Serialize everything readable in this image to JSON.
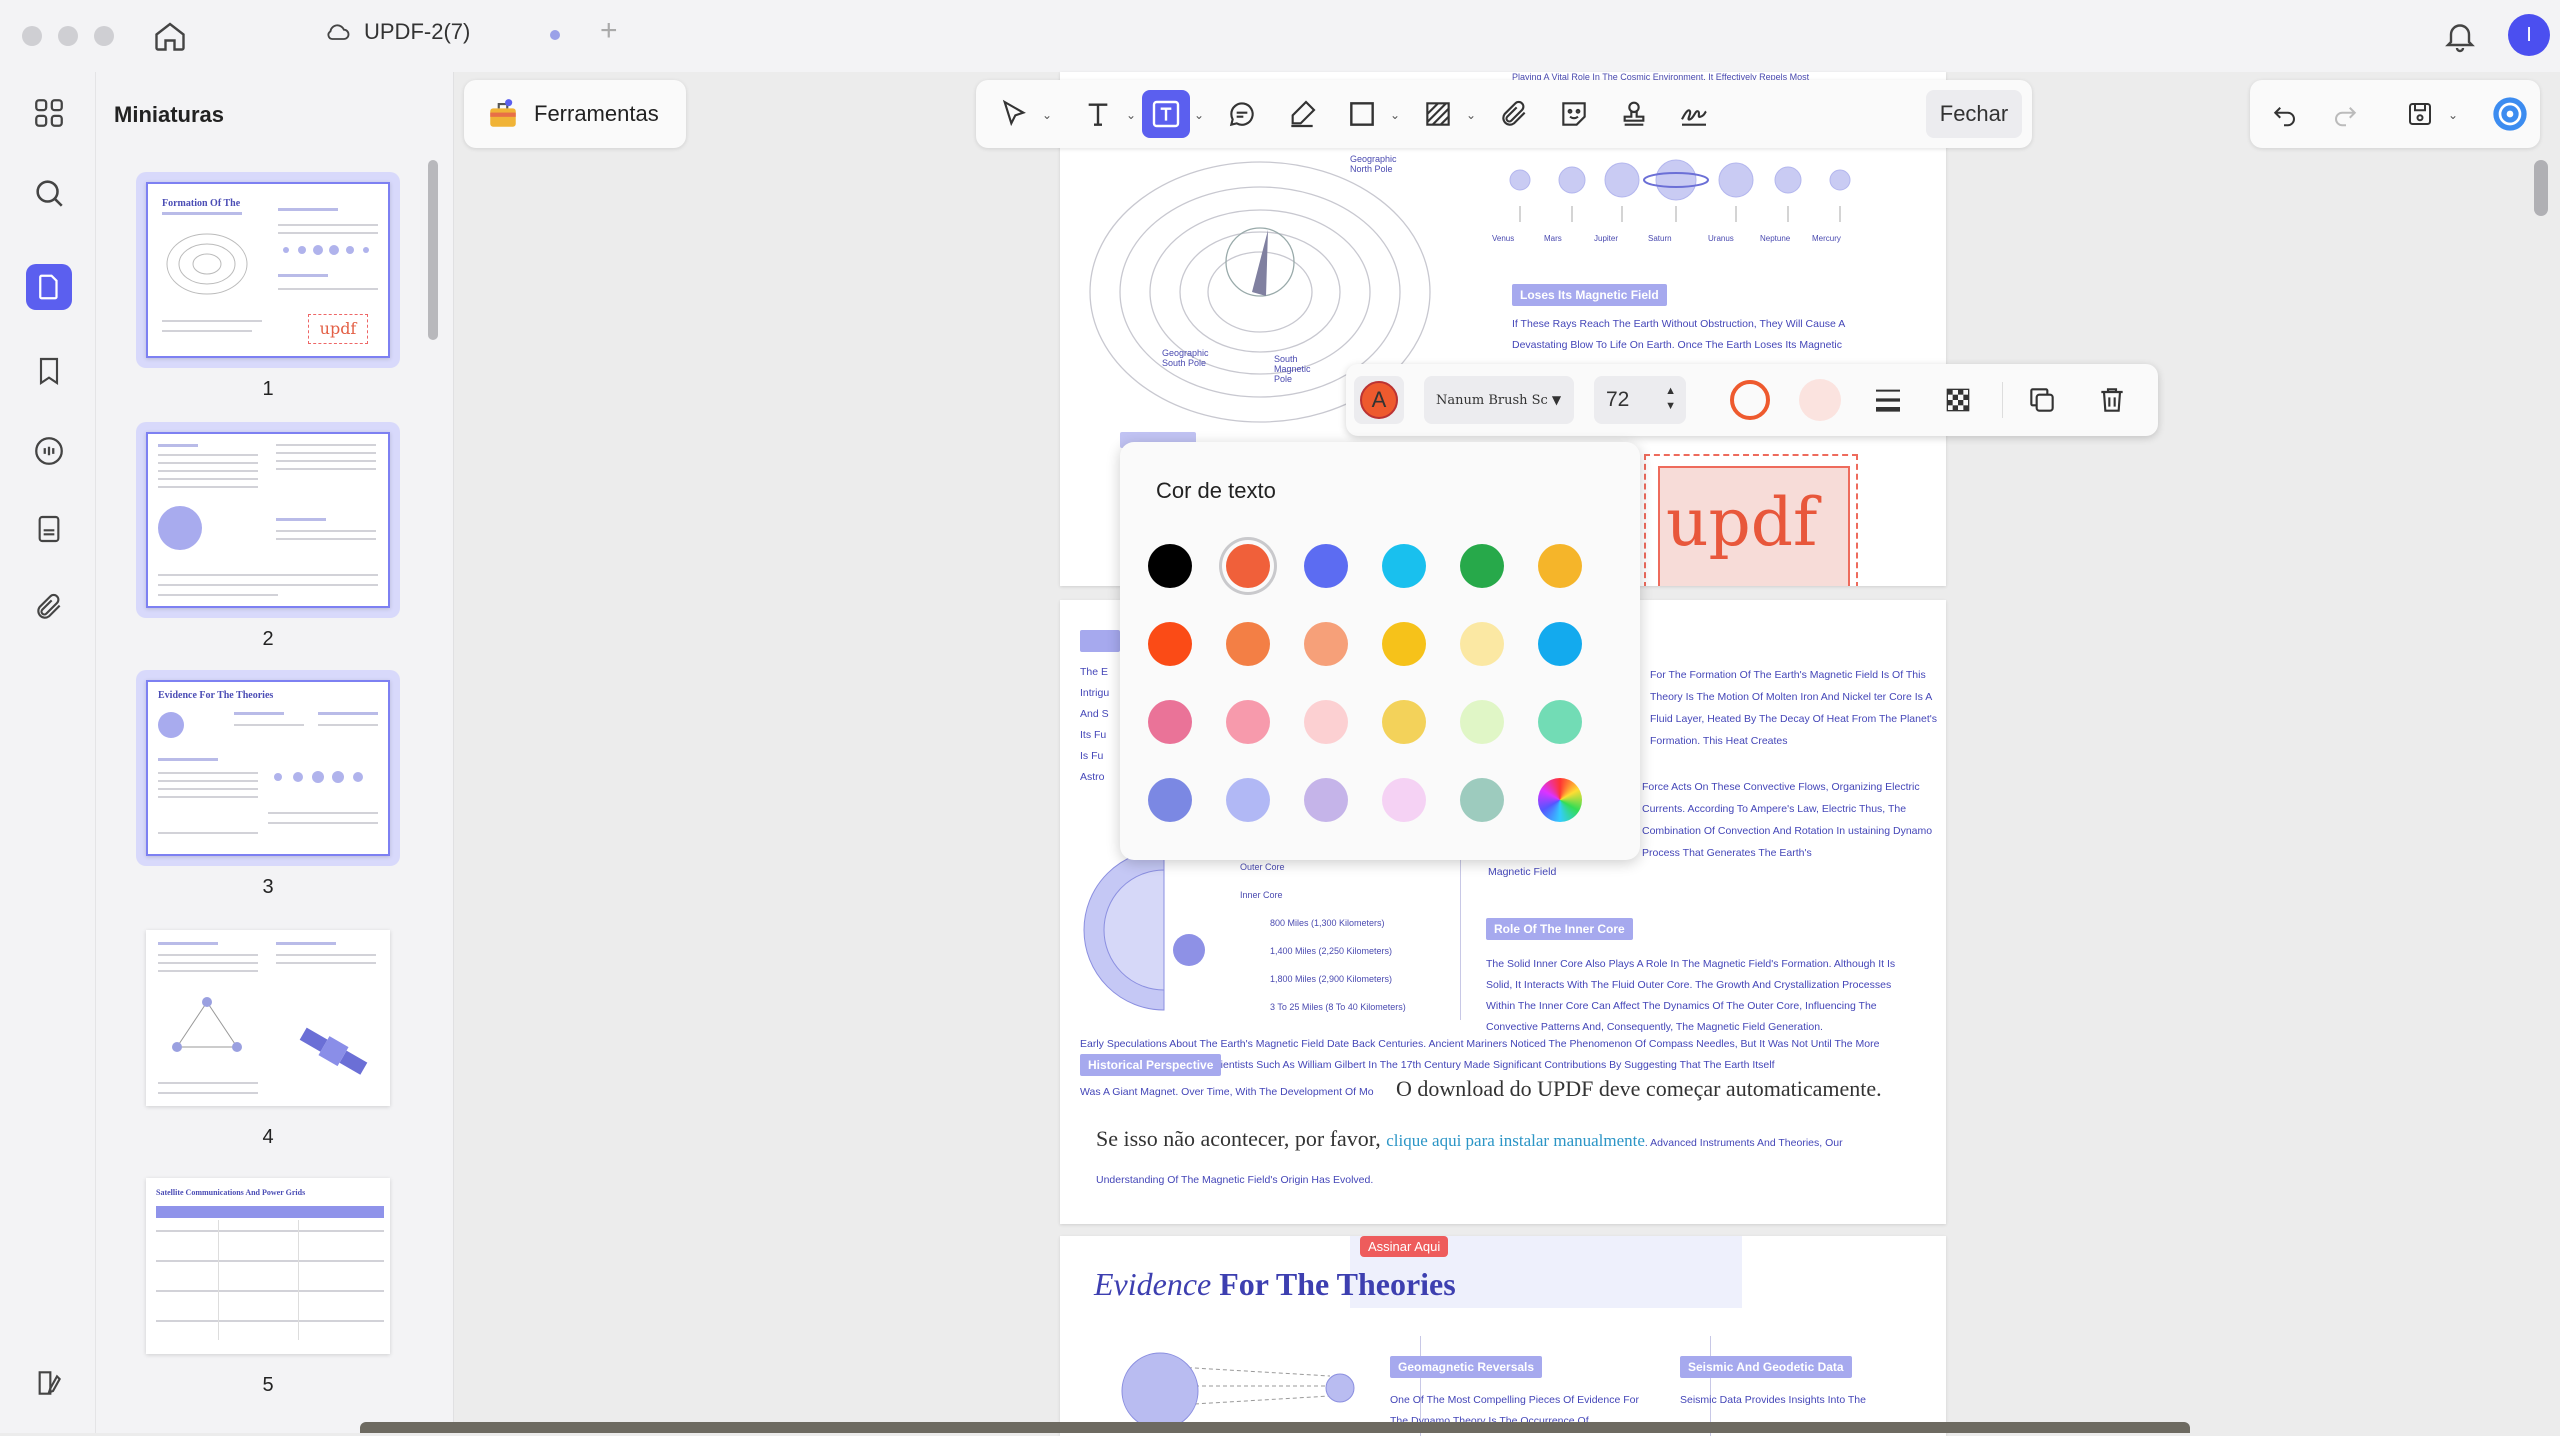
{
  "titlebar": {
    "tab_title": "UPDF-2(7)",
    "avatar_letter": "I",
    "accent": "#5b5fef"
  },
  "left_rail": {
    "icons": [
      "apps-grid-icon",
      "search-icon",
      "pages-icon",
      "bookmark-icon",
      "comment-icon",
      "form-icon",
      "attachment-icon",
      "sidebar-toggle-icon"
    ],
    "active": "pages-icon"
  },
  "thumbnails": {
    "title": "Miniaturas",
    "pages": [
      {
        "num": "1",
        "selected": true,
        "heading": "Formation Of The",
        "stamp": "updf"
      },
      {
        "num": "2",
        "selected": true
      },
      {
        "num": "3",
        "selected": true,
        "heading": "Evidence For The Theories"
      },
      {
        "num": "4",
        "selected": false
      },
      {
        "num": "5",
        "selected": false,
        "heading": "Satellite Communications And Power Grids"
      }
    ]
  },
  "toolbar": {
    "ferramentas_label": "Ferramentas",
    "fechar_label": "Fechar",
    "active_tool": "text-box-icon"
  },
  "format_bar": {
    "text_color": "#ee5a2e",
    "font_name": "Nanum Brush Sc",
    "font_size": "72",
    "border_color": "#ee5a2e",
    "fill_color": "#fbe3df"
  },
  "color_picker": {
    "title": "Cor de texto",
    "selected": "#f0603a",
    "swatches": [
      [
        "#000000",
        "#f0603a",
        "#5c6cf2",
        "#19c0ee",
        "#27a94a",
        "#f5b52a"
      ],
      [
        "#fb4b16",
        "#f37f45",
        "#f6a079",
        "#f6c21a",
        "#fbe8a3",
        "#13aaee"
      ],
      [
        "#ea7398",
        "#f79aac",
        "#fcd0d2",
        "#f3d25a",
        "#e0f6c6",
        "#72dcb5"
      ],
      [
        "#7b88e3",
        "#b1b8f5",
        "#c5b4e9",
        "#f5d2f4",
        "#9dcbbe",
        "rainbow"
      ]
    ]
  },
  "document": {
    "page1": {
      "planets": [
        "Venus",
        "Mars",
        "Jupiter",
        "Saturn",
        "Uranus",
        "Neptune",
        "Mercury"
      ],
      "diagram_labels": [
        "Geographic North Pole",
        "Geographic South Pole",
        "South Magnetic Pole"
      ],
      "section_tag": "Loses Its Magnetic Field",
      "para": "If These Rays Reach The Earth Without Obstruction, They Will Cause A Devastating Blow To Life On Earth. Once The Earth Loses Its Magnetic",
      "top_text": "Playing A Vital Role In The Cosmic Environment, It Effectively Repels Most",
      "stamp_text": "updf"
    },
    "page2": {
      "para_right": "For The Formation Of The Earth's Magnetic Field Is Of This Theory Is The Motion Of Molten Iron And Nickel ter Core Is A Fluid Layer, Heated By The Decay Of Heat From The Planet's Formation. This Heat Creates",
      "para_right2": "Force Acts On These Convective Flows, Organizing Electric Currents. According To Ampere's Law, Electric Thus, The Combination Of Convection And Rotation In ustaining Dynamo Process That Generates The Earth's",
      "magnetic_field": "Magnetic Field",
      "core_labels": [
        "Outer Core",
        "Inner Core",
        "800 Miles (1,300 Kilometers)",
        "1,400 Miles (2,250 Kilometers)",
        "1,800 Miles (2,900 Kilometers)",
        "3 To 25 Miles (8 To 40 Kilometers)"
      ],
      "inner_core_tag": "Role Of The Inner Core",
      "inner_core_para": "The Solid Inner Core Also Plays A Role In The Magnetic Field's Formation. Although It Is Solid, It Interacts With The Fluid Outer Core. The Growth And Crystallization Processes Within The Inner Core Can Affect The Dynamics Of The Outer Core, Influencing The Convective Patterns And, Consequently, The Magnetic Field Generation.",
      "history_para": "Early Speculations About The Earth's Magnetic Field Date Back Centuries. Ancient Mariners Noticed The Phenomenon Of Compass Needles, But It Was Not Until The More Systematic Studies Began. Scientists Such As William Gilbert In The 17th Century Made Significant Contributions By Suggesting That The Earth Itself",
      "history_tail": "Was A Giant Magnet. Over Time, With The Development Of Mo",
      "tag_historical": "Historical Perspective",
      "overlay_line1": "O download do UPDF deve começar automaticamente.",
      "overlay_line2a": "Se isso não acontecer, por favor,",
      "overlay_link": "clique aqui para instalar manualmente",
      "overlay_line2b": ". Advanced Instruments And Theories, Our",
      "last_line": "Understanding Of The Magnetic Field's Origin Has Evolved."
    },
    "page3": {
      "stamp": "Assinar Aqui",
      "title_italic": "Evidence",
      "title_bold": "For The Theories",
      "tag_geo": "Geomagnetic Reversals",
      "tag_seismic": "Seismic And Geodetic Data",
      "para_geo": "One Of The Most Compelling Pieces Of Evidence For The Dynamo Theory Is The Occurrence Of",
      "para_seismic": "Seismic Data Provides Insights Into The"
    }
  }
}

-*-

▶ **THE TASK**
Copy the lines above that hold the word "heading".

▶ **RESULT**
        "heading": "Formation Of The",
        "heading": "Evidence For The Theories"
        "heading": "Satellite Communications And Power Grids"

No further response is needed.